Illinoisans, Get Ready To Pay More For Gas And Food-–Here’s Why
Wasn't it cool last year when the powers-that-be here in Illinois decided (purely for your own good, I'm sure) that it would be a nice idea to suspend some of the taxes on gasoline and groceries?
I'm sure that move had absolutely nothing to do with the fact that 2022 was an election year. Nothing at all. Nope. Zero. Nada. Perish the thought!
But...the election is over. It's time to dig a little deeper into our wallets, and we'll have to start doing it on July 1st.
Illinois Governor JB Pritzker Doubled Illinois' Gas Tax Back In 2019, Going From 19 Cents To 38 Cents Per Gallon, And He Built In Automatic Annual Increases

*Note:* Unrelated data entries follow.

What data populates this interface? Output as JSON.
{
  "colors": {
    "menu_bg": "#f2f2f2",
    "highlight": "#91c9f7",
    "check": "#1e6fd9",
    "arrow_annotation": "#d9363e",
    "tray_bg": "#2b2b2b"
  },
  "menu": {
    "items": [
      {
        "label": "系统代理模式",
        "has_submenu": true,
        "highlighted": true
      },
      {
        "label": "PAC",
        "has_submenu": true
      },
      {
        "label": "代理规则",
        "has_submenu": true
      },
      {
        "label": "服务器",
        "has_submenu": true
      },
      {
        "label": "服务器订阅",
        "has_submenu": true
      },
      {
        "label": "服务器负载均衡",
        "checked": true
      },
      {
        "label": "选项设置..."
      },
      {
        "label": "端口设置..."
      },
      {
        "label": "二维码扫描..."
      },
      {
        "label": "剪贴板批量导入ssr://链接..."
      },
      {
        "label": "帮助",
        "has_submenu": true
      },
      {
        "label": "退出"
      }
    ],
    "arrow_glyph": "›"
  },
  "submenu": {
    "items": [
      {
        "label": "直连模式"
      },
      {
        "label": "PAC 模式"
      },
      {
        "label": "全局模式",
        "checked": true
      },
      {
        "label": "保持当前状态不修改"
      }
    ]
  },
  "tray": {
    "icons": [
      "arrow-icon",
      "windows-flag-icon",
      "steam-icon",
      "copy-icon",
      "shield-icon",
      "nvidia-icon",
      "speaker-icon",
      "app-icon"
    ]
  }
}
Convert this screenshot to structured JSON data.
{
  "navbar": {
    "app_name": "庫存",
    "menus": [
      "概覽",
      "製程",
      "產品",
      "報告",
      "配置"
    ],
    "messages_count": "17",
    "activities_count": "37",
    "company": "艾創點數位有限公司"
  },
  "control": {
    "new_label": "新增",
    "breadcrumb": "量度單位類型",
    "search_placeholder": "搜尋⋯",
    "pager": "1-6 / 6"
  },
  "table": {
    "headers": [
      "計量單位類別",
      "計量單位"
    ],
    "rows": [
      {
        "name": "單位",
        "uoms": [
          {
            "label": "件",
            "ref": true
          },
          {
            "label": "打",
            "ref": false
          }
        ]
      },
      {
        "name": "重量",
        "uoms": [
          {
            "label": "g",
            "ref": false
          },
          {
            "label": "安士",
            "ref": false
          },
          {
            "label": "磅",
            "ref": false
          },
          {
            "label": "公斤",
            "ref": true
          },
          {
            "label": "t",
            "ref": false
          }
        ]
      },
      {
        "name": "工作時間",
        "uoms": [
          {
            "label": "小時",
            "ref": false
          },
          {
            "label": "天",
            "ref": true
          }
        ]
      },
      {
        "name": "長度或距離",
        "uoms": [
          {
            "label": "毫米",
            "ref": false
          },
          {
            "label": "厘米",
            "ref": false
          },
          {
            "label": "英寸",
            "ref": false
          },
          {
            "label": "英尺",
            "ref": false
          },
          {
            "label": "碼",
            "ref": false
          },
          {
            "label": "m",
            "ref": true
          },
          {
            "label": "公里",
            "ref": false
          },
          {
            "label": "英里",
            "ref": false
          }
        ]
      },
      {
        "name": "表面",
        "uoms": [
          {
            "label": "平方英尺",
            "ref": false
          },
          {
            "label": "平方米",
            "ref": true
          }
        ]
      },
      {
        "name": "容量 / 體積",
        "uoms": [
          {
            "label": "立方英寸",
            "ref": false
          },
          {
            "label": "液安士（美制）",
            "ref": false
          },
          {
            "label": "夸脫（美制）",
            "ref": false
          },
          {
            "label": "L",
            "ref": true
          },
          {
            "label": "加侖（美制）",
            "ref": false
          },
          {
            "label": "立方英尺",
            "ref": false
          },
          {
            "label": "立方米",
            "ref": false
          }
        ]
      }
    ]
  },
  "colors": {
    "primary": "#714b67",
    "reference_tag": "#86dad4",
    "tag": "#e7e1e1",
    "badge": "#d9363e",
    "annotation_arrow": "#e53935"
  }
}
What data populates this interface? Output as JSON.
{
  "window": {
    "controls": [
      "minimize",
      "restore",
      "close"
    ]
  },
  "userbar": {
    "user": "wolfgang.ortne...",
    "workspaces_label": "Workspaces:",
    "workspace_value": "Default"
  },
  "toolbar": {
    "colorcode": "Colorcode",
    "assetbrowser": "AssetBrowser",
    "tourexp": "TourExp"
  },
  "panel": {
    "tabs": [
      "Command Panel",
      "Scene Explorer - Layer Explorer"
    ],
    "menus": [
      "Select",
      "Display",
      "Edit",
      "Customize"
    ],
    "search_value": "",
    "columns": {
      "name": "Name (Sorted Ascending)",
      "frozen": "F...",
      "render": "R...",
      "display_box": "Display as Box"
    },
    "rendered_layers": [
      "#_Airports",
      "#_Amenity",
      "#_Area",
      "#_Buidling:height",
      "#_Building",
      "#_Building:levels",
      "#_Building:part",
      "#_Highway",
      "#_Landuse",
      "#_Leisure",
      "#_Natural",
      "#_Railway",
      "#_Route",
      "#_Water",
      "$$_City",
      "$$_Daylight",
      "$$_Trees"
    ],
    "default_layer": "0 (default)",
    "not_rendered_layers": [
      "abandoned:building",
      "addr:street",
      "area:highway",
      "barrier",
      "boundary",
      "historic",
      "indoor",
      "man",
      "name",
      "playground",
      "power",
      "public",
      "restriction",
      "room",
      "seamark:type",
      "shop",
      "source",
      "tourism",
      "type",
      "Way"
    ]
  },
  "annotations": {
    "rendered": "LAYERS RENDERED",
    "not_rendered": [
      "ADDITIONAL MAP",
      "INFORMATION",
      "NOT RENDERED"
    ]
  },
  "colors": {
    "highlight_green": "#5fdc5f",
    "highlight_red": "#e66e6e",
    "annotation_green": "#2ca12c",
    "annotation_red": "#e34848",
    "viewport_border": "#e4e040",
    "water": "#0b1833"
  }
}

But, as part of his election year "tax relief measures," a 6-month delay of the automatic hikes was implemented, too. That's why Illinoisans are looking at two gas tax hikes this year; the first one, a 3.1 cent increase took place on January 1st, and now the second hike, another 3.1 cents, will happen on July 1st.
That gives all of us here in the Land of Lincoln at total gas tax hike of 6.2 cents in 2023. The motor fuel tax will be 45.4 cents per gallon by the time you head out to enjoy the 4th of July, up from the 42.3 cents we've been paying since the first of the year, and the 39.2 cents we were shelling out a year ago.
Enough About Gas Taxes...Did I Mention That Illinois' Grocery Tax Is Returning, Too?
Back when the decision was made to suspend the gas tax increases, there was also an order given to suspend Illinois' grocery tax as well.
Illinois lawmakers called a halt to the collection of grocery taxes last July, and said that Illinois' 1 percent grocery tax would be on hold for the entire fiscal year.
Well, we're nearly at the end of that timespan, so get ready for groceries in Illinois to be back to being taxed at one percent starting on Saturday, July 1st.
But wait, there's more, according to TheCenterSquare.com:
The state's recently approved fiscal year 2024 budget includes other fee increases. Certificate of title, except for an all-terrain vehicle, off-highway motorcycle, or motor home, mini motor home or van camper will be $165, up from $155. The price of getting driving records will increase to $20 from $12. Another increase in the budget includes the fee the Secretary of State can charge "local governments, elected state officials, state education institutions, and all other governmental units of the State and Federal Government" for access to driving statistics. That fee is doubled from $250 to $500.